Exercise brief -
Would you print the listing that follows exactly, but without its pictures?

=-=-=-=-=

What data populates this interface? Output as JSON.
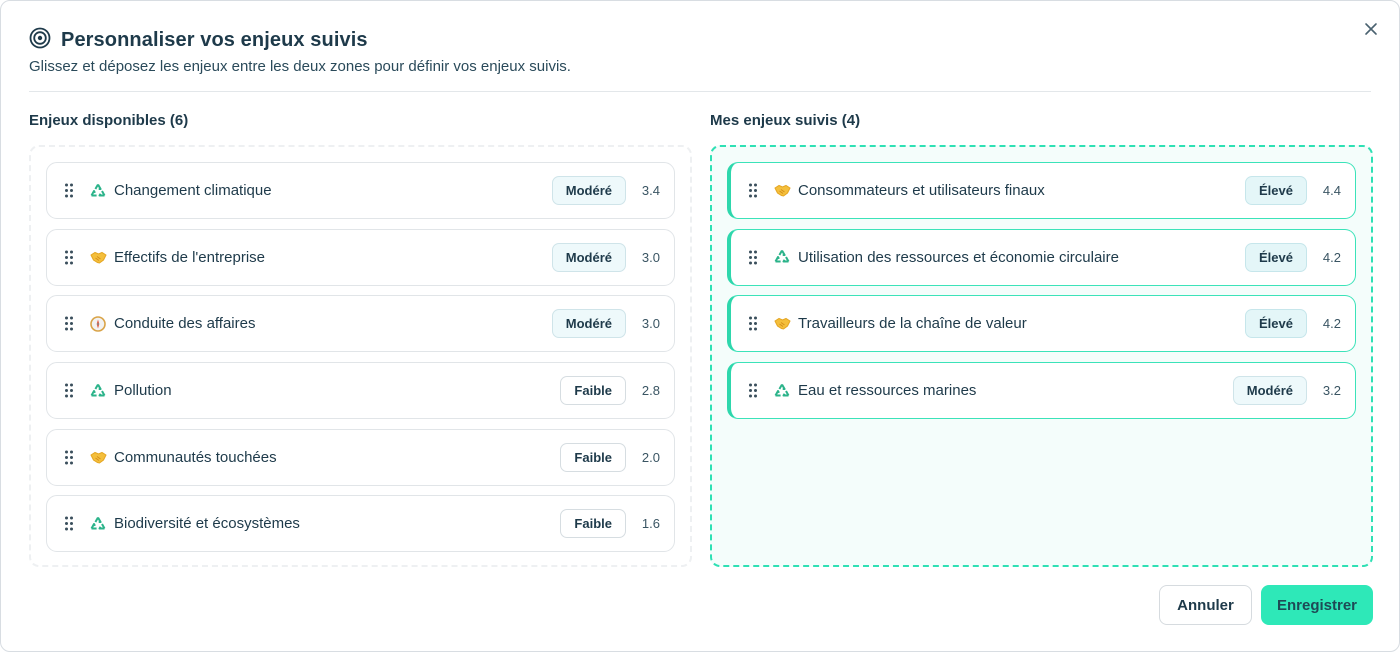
{
  "modal": {
    "title": "Personnaliser vos enjeux suivis",
    "subtitle": "Glissez et déposez les enjeux entre les deux zones pour définir vos enjeux suivis.",
    "title_icon": "target-icon",
    "close_icon": "close-icon"
  },
  "available": {
    "title": "Enjeux disponibles (6)",
    "items": [
      {
        "label": "Changement climatique",
        "badge": "Modéré",
        "score": "3.4",
        "icon": "recycle-icon"
      },
      {
        "label": "Effectifs de l'entreprise",
        "badge": "Modéré",
        "score": "3.0",
        "icon": "handshake-icon"
      },
      {
        "label": "Conduite des affaires",
        "badge": "Modéré",
        "score": "3.0",
        "icon": "compass-icon"
      },
      {
        "label": "Pollution",
        "badge": "Faible",
        "score": "2.8",
        "icon": "recycle-icon"
      },
      {
        "label": "Communautés touchées",
        "badge": "Faible",
        "score": "2.0",
        "icon": "handshake-icon"
      },
      {
        "label": "Biodiversité et écosystèmes",
        "badge": "Faible",
        "score": "1.6",
        "icon": "recycle-icon"
      }
    ]
  },
  "tracked": {
    "title": "Mes enjeux suivis (4)",
    "items": [
      {
        "label": "Consommateurs et utilisateurs finaux",
        "badge": "Élevé",
        "score": "4.4",
        "icon": "handshake-icon"
      },
      {
        "label": "Utilisation des ressources et économie circulaire",
        "badge": "Élevé",
        "score": "4.2",
        "icon": "recycle-icon"
      },
      {
        "label": "Travailleurs de la chaîne de valeur",
        "badge": "Élevé",
        "score": "4.2",
        "icon": "handshake-icon"
      },
      {
        "label": "Eau et ressources marines",
        "badge": "Modéré",
        "score": "3.2",
        "icon": "recycle-icon"
      }
    ]
  },
  "footer": {
    "cancel_label": "Annuler",
    "save_label": "Enregistrer"
  },
  "colors": {
    "accent": "#2ee8b8",
    "text": "#1e3a4a"
  }
}
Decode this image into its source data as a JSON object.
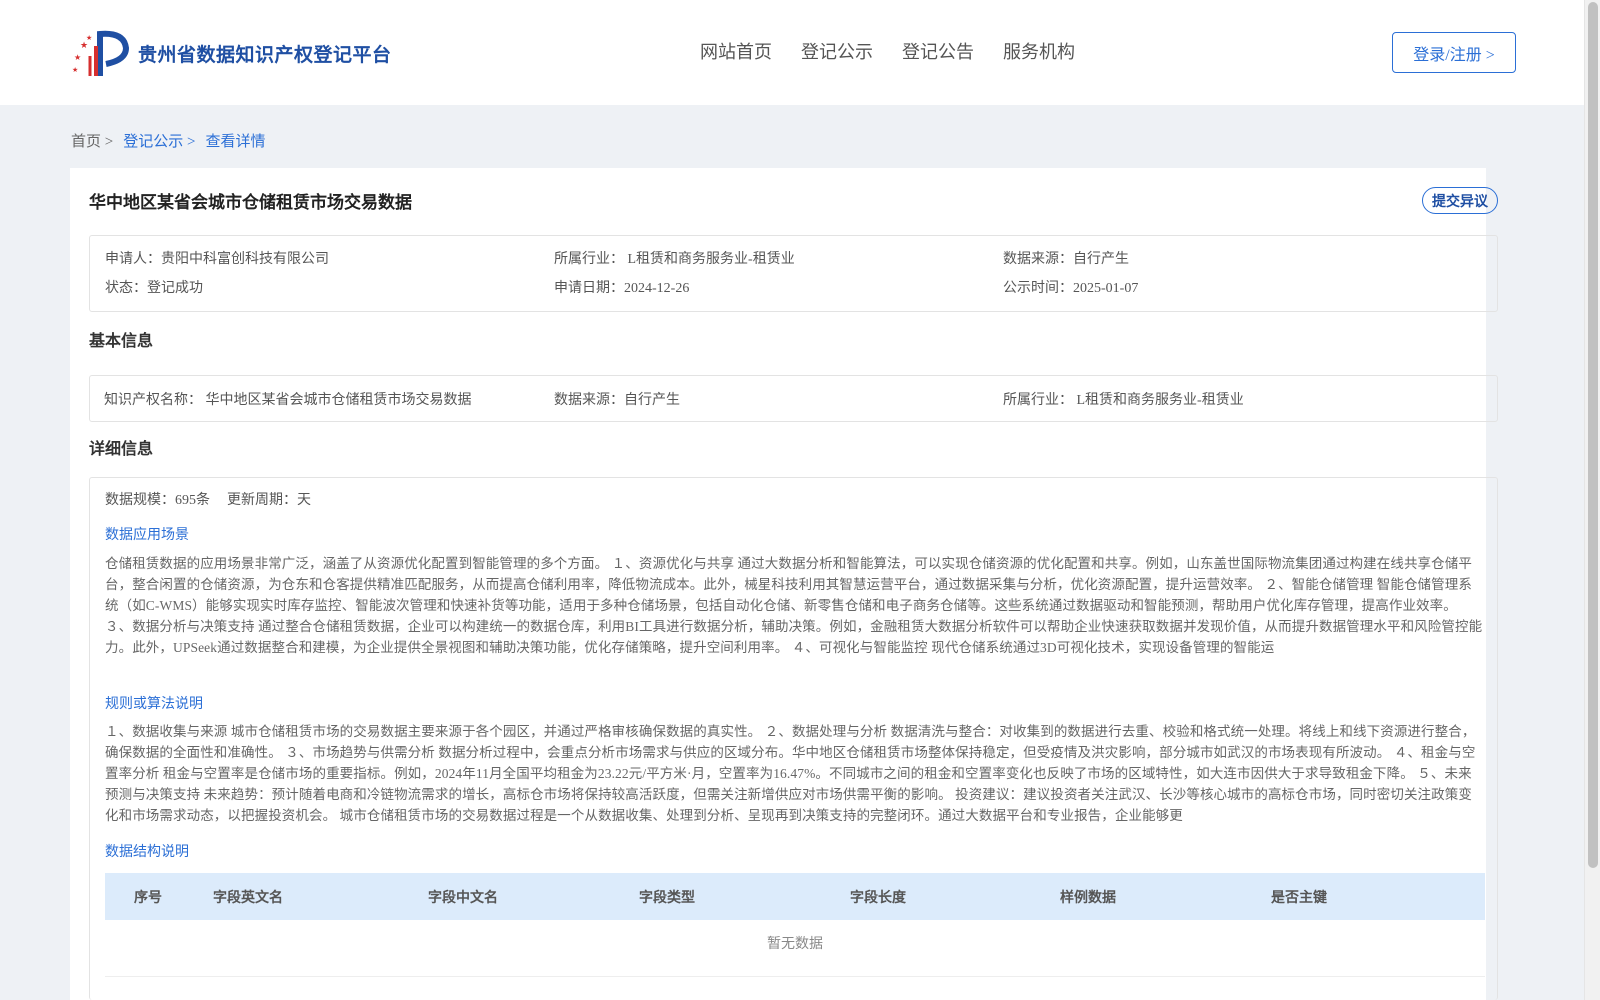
{
  "header": {
    "site_name": "贵州省数据知识产权登记平台",
    "nav": [
      "网站首页",
      "登记公示",
      "登记公告",
      "服务机构"
    ],
    "login_label": "登录/注册 >"
  },
  "breadcrumb": {
    "home": "首页 >",
    "public": "登记公示 >",
    "current": "查看详情"
  },
  "detail": {
    "title": "华中地区某省会城市仓储租赁市场交易数据",
    "objection_label": "提交异议",
    "summary": {
      "applicant": "申请人：贵阳中科富创科技有限公司",
      "industry": "所属行业： L租赁和商务服务业-租赁业",
      "source": "数据来源：自行产生",
      "status": "状态：登记成功",
      "apply_date": "申请日期：2024-12-26",
      "publish_date": "公示时间：2025-01-07"
    },
    "basic_title": "基本信息",
    "basic": {
      "ip_name": "知识产权名称： 华中地区某省会城市仓储租赁市场交易数据",
      "source": "数据来源：自行产生",
      "industry": "所属行业： L租赁和商务服务业-租赁业"
    },
    "detail_title": "详细信息",
    "scale": "数据规模：695条",
    "cycle": "更新周期：天",
    "scenario_title": "数据应用场景",
    "scenario_text": "仓储租赁数据的应用场景非常广泛，涵盖了从资源优化配置到智能管理的多个方面。 １、资源优化与共享 通过大数据分析和智能算法，可以实现仓储资源的优化配置和共享。例如，山东盖世国际物流集团通过构建在线共享仓储平台，整合闲置的仓储资源，为仓东和仓客提供精准匹配服务，从而提高仓储利用率，降低物流成本。此外，械星科技利用其智慧运营平台，通过数据采集与分析，优化资源配置，提升运营效率。 ２、智能仓储管理 智能仓储管理系统（如C-WMS）能够实现实时库存监控、智能波次管理和快速补货等功能，适用于多种仓储场景，包括自动化仓储、新零售仓储和电子商务仓储等。这些系统通过数据驱动和智能预测，帮助用户优化库存管理，提高作业效率。 ３、数据分析与决策支持 通过整合仓储租赁数据，企业可以构建统一的数据仓库，利用BI工具进行数据分析，辅助决策。例如，金融租赁大数据分析软件可以帮助企业快速获取数据并发现价值，从而提升数据管理水平和风险管控能力。此外，UPSeek通过数据整合和建模，为企业提供全景视图和辅助决策功能，优化存储策略，提升空间利用率。 ４、可视化与智能监控 现代仓储系统通过3D可视化技术，实现设备管理的智能运",
    "rule_title": "规则或算法说明",
    "rule_text": "１、数据收集与来源 城市仓储租赁市场的交易数据主要来源于各个园区，并通过严格审核确保数据的真实性。 ２、数据处理与分析 数据清洗与整合：对收集到的数据进行去重、校验和格式统一处理。将线上和线下资源进行整合，确保数据的全面性和准确性。 ３、市场趋势与供需分析 数据分析过程中，会重点分析市场需求与供应的区域分布。华中地区仓储租赁市场整体保持稳定，但受疫情及洪灾影响，部分城市如武汉的市场表现有所波动。 ４、租金与空置率分析 租金与空置率是仓储市场的重要指标。例如，2024年11月全国平均租金为23.22元/平方米·月，空置率为16.47%。不同城市之间的租金和空置率变化也反映了市场的区域特性，如大连市因供大于求导致租金下降。 ５、未来预测与决策支持 未来趋势：预计随着电商和冷链物流需求的增长，高标仓市场将保持较高活跃度，但需关注新增供应对市场供需平衡的影响。 投资建议：建议投资者关注武汉、长沙等核心城市的高标仓市场，同时密切关注政策变化和市场需求动态，以把握投资机会。 城市仓储租赁市场的交易数据过程是一个从数据收集、处理到分析、呈现再到决策支持的完整闭环。通过大数据平台和专业报告，企业能够更",
    "structure_title": "数据结构说明",
    "table_headers": [
      "序号",
      "字段英文名",
      "字段中文名",
      "字段类型",
      "字段长度",
      "样例数据",
      "是否主键"
    ],
    "empty_text": "暂无数据"
  },
  "colors": {
    "primary": "#2b6fd6",
    "brand": "#1f4fa3",
    "background": "#eef1f5",
    "table_header": "#dcebfb"
  }
}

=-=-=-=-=

Exercise output -
What data populates this interface? Output as JSON.
{
  "modal": {
    "title": "Personnaliser vos enjeux suivis",
    "subtitle": "Glissez et déposez les enjeux entre les deux zones pour définir vos enjeux suivis.",
    "title_icon": "target-icon",
    "close_icon": "close-icon"
  },
  "available": {
    "title": "Enjeux disponibles (6)",
    "items": [
      {
        "label": "Changement climatique",
        "badge": "Modéré",
        "score": "3.4",
        "icon": "recycle-icon"
      },
      {
        "label": "Effectifs de l'entreprise",
        "badge": "Modéré",
        "score": "3.0",
        "icon": "handshake-icon"
      },
      {
        "label": "Conduite des affaires",
        "badge": "Modéré",
        "score": "3.0",
        "icon": "compass-icon"
      },
      {
        "label": "Pollution",
        "badge": "Faible",
        "score": "2.8",
        "icon": "recycle-icon"
      },
      {
        "label": "Communautés touchées",
        "badge": "Faible",
        "score": "2.0",
        "icon": "handshake-icon"
      },
      {
        "label": "Biodiversité et écosystèmes",
        "badge": "Faible",
        "score": "1.6",
        "icon": "recycle-icon"
      }
    ]
  },
  "tracked": {
    "title": "Mes enjeux suivis (4)",
    "items": [
      {
        "label": "Consommateurs et utilisateurs finaux",
        "badge": "Élevé",
        "score": "4.4",
        "icon": "handshake-icon"
      },
      {
        "label": "Utilisation des ressources et économie circulaire",
        "badge": "Élevé",
        "score": "4.2",
        "icon": "recycle-icon"
      },
      {
        "label": "Travailleurs de la chaîne de valeur",
        "badge": "Élevé",
        "score": "4.2",
        "icon": "handshake-icon"
      },
      {
        "label": "Eau et ressources marines",
        "badge": "Modéré",
        "score": "3.2",
        "icon": "recycle-icon"
      }
    ]
  },
  "footer": {
    "cancel_label": "Annuler",
    "save_label": "Enregistrer"
  },
  "colors": {
    "accent": "#2ee8b8",
    "text": "#1e3a4a"
  }
}
Decode this image into its source data as a JSON object.
{
  "header": {
    "site_name": "贵州省数据知识产权登记平台",
    "nav": [
      "网站首页",
      "登记公示",
      "登记公告",
      "服务机构"
    ],
    "login_label": "登录/注册 >"
  },
  "breadcrumb": {
    "home": "首页 >",
    "public": "登记公示 >",
    "current": "查看详情"
  },
  "detail": {
    "title": "华中地区某省会城市仓储租赁市场交易数据",
    "objection_label": "提交异议",
    "summary": {
      "applicant": "申请人：贵阳中科富创科技有限公司",
      "industry": "所属行业： L租赁和商务服务业-租赁业",
      "source": "数据来源：自行产生",
      "status": "状态：登记成功",
      "apply_date": "申请日期：2024-12-26",
      "publish_date": "公示时间：2025-01-07"
    },
    "basic_title": "基本信息",
    "basic": {
      "ip_name": "知识产权名称： 华中地区某省会城市仓储租赁市场交易数据",
      "source": "数据来源：自行产生",
      "industry": "所属行业： L租赁和商务服务业-租赁业"
    },
    "detail_title": "详细信息",
    "scale": "数据规模：695条",
    "cycle": "更新周期：天",
    "scenario_title": "数据应用场景",
    "scenario_text": "仓储租赁数据的应用场景非常广泛，涵盖了从资源优化配置到智能管理的多个方面。 １、资源优化与共享 通过大数据分析和智能算法，可以实现仓储资源的优化配置和共享。例如，山东盖世国际物流集团通过构建在线共享仓储平台，整合闲置的仓储资源，为仓东和仓客提供精准匹配服务，从而提高仓储利用率，降低物流成本。此外，械星科技利用其智慧运营平台，通过数据采集与分析，优化资源配置，提升运营效率。 ２、智能仓储管理 智能仓储管理系统（如C-WMS）能够实现实时库存监控、智能波次管理和快速补货等功能，适用于多种仓储场景，包括自动化仓储、新零售仓储和电子商务仓储等。这些系统通过数据驱动和智能预测，帮助用户优化库存管理，提高作业效率。 ３、数据分析与决策支持 通过整合仓储租赁数据，企业可以构建统一的数据仓库，利用BI工具进行数据分析，辅助决策。例如，金融租赁大数据分析软件可以帮助企业快速获取数据并发现价值，从而提升数据管理水平和风险管控能力。此外，UPSeek通过数据整合和建模，为企业提供全景视图和辅助决策功能，优化存储策略，提升空间利用率。 ４、可视化与智能监控 现代仓储系统通过3D可视化技术，实现设备管理的智能运",
    "rule_title": "规则或算法说明",
    "rule_text": "１、数据收集与来源 城市仓储租赁市场的交易数据主要来源于各个园区，并通过严格审核确保数据的真实性。 ２、数据处理与分析 数据清洗与整合：对收集到的数据进行去重、校验和格式统一处理。将线上和线下资源进行整合，确保数据的全面性和准确性。 ３、市场趋势与供需分析 数据分析过程中，会重点分析市场需求与供应的区域分布。华中地区仓储租赁市场整体保持稳定，但受疫情及洪灾影响，部分城市如武汉的市场表现有所波动。 ４、租金与空置率分析 租金与空置率是仓储市场的重要指标。例如，2024年11月全国平均租金为23.22元/平方米·月，空置率为16.47%。不同城市之间的租金和空置率变化也反映了市场的区域特性，如大连市因供大于求导致租金下降。 ５、未来预测与决策支持 未来趋势：预计随着电商和冷链物流需求的增长，高标仓市场将保持较高活跃度，但需关注新增供应对市场供需平衡的影响。 投资建议：建议投资者关注武汉、长沙等核心城市的高标仓市场，同时密切关注政策变化和市场需求动态，以把握投资机会。 城市仓储租赁市场的交易数据过程是一个从数据收集、处理到分析、呈现再到决策支持的完整闭环。通过大数据平台和专业报告，企业能够更",
    "structure_title": "数据结构说明",
    "table_headers": [
      "序号",
      "字段英文名",
      "字段中文名",
      "字段类型",
      "字段长度",
      "样例数据",
      "是否主键"
    ],
    "empty_text": "暂无数据"
  },
  "colors": {
    "primary": "#2b6fd6",
    "brand": "#1f4fa3",
    "background": "#eef1f5",
    "table_header": "#dcebfb"
  }
}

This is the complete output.